**Task to carry out**
If a line in the data holds the string "author", list it.

Data records
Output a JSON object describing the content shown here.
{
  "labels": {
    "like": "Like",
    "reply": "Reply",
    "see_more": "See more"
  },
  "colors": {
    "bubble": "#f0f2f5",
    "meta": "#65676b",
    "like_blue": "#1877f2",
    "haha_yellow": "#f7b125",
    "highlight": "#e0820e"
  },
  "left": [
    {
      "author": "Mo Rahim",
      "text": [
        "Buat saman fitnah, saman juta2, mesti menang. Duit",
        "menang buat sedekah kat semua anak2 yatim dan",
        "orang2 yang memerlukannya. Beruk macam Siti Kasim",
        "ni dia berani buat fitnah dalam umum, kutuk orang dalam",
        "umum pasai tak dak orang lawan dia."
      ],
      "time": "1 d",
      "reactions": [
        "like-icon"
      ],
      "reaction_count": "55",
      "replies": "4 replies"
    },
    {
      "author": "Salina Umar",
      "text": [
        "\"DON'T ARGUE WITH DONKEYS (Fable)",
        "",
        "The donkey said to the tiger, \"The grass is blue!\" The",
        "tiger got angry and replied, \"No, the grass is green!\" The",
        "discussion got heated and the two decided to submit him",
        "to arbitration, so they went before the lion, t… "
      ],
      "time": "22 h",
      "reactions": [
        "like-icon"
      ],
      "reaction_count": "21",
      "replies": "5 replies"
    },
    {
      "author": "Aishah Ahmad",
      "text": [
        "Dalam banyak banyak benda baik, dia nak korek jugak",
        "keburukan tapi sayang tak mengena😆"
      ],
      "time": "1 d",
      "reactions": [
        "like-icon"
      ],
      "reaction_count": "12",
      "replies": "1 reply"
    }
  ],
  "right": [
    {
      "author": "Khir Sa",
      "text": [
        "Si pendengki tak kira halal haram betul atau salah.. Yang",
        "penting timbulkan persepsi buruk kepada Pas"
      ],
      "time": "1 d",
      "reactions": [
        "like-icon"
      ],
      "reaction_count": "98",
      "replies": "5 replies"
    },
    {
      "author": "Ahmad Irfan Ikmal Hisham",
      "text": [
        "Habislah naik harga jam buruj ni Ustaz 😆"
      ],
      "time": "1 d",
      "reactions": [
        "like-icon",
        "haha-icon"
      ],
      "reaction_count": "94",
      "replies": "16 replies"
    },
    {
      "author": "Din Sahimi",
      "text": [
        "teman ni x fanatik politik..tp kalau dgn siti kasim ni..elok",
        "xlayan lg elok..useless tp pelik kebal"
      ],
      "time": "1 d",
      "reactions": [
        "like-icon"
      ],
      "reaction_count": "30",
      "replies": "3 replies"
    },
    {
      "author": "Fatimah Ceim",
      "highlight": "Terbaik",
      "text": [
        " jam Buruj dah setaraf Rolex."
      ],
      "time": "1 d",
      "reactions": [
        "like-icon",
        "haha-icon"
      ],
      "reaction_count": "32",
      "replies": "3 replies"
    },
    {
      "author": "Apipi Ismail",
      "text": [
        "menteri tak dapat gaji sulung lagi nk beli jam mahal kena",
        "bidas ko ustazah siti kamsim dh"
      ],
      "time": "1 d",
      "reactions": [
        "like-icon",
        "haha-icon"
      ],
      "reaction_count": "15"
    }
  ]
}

**Output**
      "author": "Mo Rahim",
      "author": "Salina Umar",
      "author": "Aishah Ahmad",
      "author": "Khir Sa",
      "author": "Ahmad Irfan Ikmal Hisham",
      "author": "Din Sahimi",
      "author": "Fatimah Ceim",
      "author": "Apipi Ismail",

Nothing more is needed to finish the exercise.